### Your goal
Report each line from the listing that the string "bytes" appears in.

### Exercise data

-----

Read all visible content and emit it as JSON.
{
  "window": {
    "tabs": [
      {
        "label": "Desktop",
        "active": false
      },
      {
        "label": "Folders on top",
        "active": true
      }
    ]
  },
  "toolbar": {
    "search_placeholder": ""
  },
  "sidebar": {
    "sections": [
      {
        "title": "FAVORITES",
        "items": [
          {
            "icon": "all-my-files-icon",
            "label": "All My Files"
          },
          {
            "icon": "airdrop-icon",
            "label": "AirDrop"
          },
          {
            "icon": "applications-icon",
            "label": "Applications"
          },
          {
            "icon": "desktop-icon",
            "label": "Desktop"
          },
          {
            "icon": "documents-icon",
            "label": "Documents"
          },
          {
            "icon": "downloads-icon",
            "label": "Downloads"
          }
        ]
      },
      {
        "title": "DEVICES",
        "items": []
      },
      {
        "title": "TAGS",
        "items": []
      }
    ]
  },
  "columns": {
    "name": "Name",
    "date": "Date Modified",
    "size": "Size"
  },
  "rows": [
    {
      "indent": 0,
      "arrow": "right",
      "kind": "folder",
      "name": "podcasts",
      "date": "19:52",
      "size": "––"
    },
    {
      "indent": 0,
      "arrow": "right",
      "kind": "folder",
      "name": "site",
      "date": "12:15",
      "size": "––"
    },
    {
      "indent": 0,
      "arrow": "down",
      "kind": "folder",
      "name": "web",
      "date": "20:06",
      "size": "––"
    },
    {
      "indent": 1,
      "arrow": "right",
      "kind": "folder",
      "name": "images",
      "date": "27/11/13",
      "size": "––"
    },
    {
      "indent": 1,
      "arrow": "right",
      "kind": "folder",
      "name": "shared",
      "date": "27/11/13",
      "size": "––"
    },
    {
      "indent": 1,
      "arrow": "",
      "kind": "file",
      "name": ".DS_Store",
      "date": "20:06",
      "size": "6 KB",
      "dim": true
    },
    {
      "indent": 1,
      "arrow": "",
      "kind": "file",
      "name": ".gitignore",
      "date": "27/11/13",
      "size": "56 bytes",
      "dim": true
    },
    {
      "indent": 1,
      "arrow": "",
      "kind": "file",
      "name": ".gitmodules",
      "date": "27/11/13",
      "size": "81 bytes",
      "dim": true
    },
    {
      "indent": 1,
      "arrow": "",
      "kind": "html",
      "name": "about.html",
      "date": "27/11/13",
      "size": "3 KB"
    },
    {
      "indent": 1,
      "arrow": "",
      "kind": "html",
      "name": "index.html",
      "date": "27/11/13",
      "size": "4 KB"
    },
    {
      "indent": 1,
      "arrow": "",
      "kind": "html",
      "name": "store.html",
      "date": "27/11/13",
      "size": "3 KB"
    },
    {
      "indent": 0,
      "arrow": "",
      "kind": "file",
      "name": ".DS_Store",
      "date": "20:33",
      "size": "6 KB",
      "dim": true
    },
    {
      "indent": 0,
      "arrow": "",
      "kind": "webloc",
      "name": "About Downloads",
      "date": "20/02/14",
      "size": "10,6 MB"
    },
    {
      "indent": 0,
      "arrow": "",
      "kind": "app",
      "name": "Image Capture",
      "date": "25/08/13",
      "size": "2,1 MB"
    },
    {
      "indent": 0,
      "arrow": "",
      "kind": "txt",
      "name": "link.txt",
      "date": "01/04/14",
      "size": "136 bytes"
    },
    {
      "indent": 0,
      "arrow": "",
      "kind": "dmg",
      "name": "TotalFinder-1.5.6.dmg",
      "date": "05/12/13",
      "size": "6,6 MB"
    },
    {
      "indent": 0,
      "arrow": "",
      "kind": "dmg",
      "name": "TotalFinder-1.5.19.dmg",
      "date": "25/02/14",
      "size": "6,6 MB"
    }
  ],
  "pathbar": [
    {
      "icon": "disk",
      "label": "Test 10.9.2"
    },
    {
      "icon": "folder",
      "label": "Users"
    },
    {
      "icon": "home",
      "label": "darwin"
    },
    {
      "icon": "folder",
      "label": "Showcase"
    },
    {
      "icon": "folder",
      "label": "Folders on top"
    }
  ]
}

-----

### Solution to this problem
      "size": "56 bytes",
      "size": "81 bytes",
      "size": "136 bytes"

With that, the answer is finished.